The advert above just won a Silver Lion at the Cannes Lions International Festival. And I have to say, it’s memorable.
But it’s memorable for all the wrong reasons. For once, I’m completely in agreement with Copyranter who labels it as ‘one of the sleaziest car ads ever‘. There’s something about this advert that just makes my skin crawl.
But this (unofficial) advert is far from the first to go down the ‘inappropriate’ route. For the last few years, the Advertising Standards Agency (ASA) have released a list of the most complained about adverts.
How do they match up against the sleaziest ever car advert?
The ASA’s Most Complained About Adverts: 2006 -2010
Beware! The following adverts are not for the easily offended. If you’re upset by violence, religion, animal cruelty or people talking with their mouths full, why not read about a funny mouse instead?
2006 – KFC Zinger Crunch Salad (1,671 Complaints)
Never mind inappropriate teacher-student relationships. Nothing gets the British complainer’s hackles to rise like poor table manners. Is there any reason for people in an advert to talk with their mouths full?
2007 – Department of Health “Don’t Get Hooked” (774 Complaints)
Alright, he’s not the best Doctor Who, but is a Paul McGann voiceover really offensive to over 700 people? Maybe not, but the unpleasant image of a smoker being dragged about on a hook upset parents, smokers and fishermen alike.
2008 – Barnados “Repeating” (840 Complaints)
Violence, crime, bullying and drug abuse are all offensive. But perhaps an exception should’ve been made for Barnados’ attempt to show just what life is like for thousands of young people.

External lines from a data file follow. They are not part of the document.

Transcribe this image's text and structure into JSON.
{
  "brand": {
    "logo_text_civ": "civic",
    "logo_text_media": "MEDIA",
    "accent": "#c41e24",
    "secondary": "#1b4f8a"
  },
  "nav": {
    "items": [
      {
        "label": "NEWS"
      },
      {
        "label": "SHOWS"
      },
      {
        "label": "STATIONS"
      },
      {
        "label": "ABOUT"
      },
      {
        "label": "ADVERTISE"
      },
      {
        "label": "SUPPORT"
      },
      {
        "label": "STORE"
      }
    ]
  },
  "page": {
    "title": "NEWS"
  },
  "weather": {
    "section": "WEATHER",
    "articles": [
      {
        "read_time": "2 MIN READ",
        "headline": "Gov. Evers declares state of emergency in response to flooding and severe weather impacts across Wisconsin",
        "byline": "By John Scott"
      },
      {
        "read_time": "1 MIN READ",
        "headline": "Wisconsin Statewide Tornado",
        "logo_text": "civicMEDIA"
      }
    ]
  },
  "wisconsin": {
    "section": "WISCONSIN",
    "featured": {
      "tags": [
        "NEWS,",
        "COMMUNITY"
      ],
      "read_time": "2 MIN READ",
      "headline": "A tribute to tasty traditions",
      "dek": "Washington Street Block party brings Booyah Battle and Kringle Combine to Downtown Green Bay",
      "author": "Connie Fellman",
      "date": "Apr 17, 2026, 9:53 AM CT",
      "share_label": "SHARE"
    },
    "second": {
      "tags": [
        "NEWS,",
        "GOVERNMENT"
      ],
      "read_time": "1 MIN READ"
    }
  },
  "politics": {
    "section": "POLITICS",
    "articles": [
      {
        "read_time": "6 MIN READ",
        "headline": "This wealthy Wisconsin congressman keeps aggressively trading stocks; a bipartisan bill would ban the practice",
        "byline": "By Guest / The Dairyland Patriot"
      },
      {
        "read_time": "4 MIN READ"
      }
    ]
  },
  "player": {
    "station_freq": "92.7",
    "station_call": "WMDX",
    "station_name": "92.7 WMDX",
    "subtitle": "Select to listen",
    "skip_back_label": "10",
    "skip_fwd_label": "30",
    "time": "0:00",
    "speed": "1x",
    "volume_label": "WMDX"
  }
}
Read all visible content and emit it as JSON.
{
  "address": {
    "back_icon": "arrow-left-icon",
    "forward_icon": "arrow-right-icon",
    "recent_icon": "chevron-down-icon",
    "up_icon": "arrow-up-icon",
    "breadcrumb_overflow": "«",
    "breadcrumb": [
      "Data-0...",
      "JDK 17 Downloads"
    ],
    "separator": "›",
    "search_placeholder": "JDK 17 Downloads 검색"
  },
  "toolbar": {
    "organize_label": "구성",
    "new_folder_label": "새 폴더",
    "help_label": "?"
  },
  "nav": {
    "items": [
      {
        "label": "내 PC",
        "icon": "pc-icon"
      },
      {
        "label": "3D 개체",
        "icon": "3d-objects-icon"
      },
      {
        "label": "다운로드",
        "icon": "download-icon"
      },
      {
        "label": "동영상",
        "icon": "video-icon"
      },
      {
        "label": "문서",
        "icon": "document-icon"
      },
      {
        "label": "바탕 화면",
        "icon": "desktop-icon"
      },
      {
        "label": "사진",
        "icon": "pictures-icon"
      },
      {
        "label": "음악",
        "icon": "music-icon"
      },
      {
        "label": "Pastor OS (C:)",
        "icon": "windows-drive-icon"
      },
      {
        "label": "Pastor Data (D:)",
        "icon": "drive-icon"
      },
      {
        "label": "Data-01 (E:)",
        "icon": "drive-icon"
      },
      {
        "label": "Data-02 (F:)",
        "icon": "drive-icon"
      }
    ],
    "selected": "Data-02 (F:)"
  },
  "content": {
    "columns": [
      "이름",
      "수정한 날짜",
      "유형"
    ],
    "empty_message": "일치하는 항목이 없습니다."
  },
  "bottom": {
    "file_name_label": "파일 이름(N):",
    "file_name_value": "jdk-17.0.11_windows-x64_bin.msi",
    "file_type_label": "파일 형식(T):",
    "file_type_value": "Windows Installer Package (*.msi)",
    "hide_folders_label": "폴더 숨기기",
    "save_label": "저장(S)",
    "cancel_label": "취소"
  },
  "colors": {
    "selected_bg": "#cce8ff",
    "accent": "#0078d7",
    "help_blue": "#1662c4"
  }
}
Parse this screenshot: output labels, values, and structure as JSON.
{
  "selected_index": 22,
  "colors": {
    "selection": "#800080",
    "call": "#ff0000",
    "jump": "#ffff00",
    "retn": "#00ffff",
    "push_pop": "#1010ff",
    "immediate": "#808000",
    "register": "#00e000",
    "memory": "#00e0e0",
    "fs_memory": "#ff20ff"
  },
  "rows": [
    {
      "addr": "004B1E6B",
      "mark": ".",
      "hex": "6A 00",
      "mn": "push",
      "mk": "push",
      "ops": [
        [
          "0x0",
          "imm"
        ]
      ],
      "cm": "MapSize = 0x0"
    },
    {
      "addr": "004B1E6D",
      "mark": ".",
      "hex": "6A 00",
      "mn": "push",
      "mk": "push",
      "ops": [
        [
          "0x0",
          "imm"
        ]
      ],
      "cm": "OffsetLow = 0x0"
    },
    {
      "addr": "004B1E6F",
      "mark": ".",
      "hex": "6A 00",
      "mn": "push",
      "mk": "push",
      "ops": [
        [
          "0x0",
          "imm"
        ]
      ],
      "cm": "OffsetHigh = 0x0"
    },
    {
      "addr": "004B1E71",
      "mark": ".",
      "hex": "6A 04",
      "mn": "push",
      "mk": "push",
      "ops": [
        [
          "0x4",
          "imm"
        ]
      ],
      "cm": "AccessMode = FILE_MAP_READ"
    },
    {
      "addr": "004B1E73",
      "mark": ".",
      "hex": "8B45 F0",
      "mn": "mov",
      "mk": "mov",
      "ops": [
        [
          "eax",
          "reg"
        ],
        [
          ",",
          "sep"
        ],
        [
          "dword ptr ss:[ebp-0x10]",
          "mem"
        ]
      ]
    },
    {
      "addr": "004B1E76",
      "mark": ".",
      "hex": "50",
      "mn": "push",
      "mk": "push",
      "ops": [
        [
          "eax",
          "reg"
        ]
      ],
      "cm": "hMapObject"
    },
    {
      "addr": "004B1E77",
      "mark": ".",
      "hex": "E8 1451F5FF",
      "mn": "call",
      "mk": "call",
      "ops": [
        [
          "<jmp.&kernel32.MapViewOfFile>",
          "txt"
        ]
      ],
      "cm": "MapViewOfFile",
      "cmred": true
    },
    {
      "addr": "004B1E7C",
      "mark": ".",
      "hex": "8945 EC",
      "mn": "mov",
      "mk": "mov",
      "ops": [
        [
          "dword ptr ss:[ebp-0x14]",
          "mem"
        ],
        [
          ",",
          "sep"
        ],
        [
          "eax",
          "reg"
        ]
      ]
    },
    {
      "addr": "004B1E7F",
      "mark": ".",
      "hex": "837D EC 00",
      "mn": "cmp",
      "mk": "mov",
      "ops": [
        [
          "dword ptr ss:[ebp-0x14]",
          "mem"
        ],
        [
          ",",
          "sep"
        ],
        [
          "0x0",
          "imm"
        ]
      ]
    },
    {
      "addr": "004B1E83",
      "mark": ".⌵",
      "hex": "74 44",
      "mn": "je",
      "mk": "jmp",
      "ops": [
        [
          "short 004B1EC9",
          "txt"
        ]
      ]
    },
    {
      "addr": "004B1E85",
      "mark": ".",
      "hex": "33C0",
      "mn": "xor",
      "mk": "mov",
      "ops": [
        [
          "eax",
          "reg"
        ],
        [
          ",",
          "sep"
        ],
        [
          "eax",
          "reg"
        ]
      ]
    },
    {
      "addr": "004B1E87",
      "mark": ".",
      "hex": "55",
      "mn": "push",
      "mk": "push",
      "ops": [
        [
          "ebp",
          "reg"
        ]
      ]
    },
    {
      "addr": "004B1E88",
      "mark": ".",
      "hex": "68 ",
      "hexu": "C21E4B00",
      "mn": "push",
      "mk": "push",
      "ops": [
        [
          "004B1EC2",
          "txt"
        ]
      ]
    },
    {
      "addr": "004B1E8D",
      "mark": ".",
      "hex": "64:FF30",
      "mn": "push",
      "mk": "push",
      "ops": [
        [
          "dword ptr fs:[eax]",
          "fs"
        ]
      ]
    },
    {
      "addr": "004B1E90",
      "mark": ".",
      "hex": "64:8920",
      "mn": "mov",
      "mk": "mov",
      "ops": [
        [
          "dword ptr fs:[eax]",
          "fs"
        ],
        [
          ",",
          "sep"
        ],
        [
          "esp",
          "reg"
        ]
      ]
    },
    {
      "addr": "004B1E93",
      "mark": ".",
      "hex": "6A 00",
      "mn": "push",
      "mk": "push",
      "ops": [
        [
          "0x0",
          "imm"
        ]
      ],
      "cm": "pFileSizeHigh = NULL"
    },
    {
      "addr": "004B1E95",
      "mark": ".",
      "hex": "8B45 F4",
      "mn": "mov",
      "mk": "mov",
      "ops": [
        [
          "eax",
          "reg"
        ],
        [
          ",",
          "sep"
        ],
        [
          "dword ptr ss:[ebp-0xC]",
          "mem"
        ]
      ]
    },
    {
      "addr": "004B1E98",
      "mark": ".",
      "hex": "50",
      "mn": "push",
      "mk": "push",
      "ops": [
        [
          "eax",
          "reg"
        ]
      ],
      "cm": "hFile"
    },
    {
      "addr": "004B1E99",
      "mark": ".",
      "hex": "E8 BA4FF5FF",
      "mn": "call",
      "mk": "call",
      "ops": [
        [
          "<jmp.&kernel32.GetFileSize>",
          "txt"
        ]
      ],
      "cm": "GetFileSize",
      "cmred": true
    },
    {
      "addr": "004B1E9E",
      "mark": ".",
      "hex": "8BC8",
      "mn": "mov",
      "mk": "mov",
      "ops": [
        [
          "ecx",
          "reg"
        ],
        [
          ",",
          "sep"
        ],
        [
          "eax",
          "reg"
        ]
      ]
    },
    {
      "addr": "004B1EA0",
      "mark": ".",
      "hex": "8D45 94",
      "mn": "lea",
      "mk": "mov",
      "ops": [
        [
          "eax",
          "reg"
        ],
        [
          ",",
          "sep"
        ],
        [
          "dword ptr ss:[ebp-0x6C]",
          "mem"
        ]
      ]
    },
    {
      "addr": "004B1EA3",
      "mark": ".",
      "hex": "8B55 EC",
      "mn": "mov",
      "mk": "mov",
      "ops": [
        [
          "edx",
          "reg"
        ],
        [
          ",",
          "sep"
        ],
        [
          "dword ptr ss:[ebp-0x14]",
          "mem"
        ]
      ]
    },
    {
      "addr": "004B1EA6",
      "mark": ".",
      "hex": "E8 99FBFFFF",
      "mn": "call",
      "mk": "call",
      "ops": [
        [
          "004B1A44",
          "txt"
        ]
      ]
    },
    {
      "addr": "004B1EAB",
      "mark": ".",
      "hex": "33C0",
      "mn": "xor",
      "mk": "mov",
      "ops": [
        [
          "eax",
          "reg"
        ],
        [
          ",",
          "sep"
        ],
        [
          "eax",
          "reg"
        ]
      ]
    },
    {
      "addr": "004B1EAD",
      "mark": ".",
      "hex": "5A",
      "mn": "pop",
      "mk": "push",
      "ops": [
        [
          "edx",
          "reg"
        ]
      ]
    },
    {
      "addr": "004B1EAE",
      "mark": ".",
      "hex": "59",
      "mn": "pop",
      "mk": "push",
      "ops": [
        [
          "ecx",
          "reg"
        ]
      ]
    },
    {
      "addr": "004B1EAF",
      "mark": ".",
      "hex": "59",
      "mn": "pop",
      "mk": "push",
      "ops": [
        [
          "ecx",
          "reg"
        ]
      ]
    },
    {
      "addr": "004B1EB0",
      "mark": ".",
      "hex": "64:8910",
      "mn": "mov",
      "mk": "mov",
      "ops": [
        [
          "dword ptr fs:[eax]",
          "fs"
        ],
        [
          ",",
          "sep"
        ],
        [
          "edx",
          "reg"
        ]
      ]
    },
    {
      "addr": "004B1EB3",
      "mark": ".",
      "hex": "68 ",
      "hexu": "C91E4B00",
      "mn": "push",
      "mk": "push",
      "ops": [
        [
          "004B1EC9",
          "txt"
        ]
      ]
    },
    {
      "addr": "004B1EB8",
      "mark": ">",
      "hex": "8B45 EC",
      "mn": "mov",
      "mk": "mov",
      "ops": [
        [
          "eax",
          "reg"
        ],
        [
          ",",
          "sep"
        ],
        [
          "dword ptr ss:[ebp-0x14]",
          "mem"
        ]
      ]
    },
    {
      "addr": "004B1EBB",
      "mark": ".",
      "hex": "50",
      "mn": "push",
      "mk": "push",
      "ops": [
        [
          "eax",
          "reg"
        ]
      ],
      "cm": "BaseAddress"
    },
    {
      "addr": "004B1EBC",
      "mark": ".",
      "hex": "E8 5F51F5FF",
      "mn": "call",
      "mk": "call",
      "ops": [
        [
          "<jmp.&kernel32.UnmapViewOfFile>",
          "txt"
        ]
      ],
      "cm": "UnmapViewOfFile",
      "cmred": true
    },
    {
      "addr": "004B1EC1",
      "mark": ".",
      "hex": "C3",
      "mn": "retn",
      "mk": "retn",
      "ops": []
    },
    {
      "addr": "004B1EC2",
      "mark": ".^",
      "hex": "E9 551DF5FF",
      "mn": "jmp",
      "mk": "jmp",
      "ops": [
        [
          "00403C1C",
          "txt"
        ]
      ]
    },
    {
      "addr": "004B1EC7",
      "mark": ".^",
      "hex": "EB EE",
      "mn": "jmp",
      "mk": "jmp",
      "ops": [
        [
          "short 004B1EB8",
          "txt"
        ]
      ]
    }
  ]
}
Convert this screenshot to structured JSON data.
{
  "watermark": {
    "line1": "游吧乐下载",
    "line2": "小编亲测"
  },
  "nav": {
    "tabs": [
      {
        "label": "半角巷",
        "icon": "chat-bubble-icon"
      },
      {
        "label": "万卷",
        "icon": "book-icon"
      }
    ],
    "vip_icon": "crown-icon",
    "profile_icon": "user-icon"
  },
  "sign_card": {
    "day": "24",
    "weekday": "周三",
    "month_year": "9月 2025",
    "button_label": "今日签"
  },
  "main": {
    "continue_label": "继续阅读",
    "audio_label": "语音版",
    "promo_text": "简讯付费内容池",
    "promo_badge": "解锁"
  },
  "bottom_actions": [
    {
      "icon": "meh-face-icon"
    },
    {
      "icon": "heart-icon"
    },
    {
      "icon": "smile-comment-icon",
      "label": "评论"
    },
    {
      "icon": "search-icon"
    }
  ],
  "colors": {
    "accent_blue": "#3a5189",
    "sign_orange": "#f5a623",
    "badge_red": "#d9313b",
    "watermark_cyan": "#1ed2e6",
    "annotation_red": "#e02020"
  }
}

2009 – The Christian Party (1,204 Complaints)
Good dinner party guests don’t talk about politics or religion. And neither do good advertisers. So a party political advert for a religious organisation was always going to do a roaring trade in complaints – this time from ‘offended’ atheists.
2011 – Paddy Power – Blind Footballers (1,313 Complaints)
Poking fun at the disabled and laughing at animal cruelty is never going to be a popular advertising technique, which is why this Paddy Power advert prompted more complaints than adverts for an extra-marital affair website.
So, do you think any of the most complained about adverts can rival the KIA ad for sheer skin-crawling inappropriateness? Or is a bit of offensive content sometimes justified? Share your thoughts in the comments section.
Edit: KIA’s official Twitter account sent me this link to their view of the above advert. They find the advert just as sleazy as the rest of you, and they’re not happy that it features their name.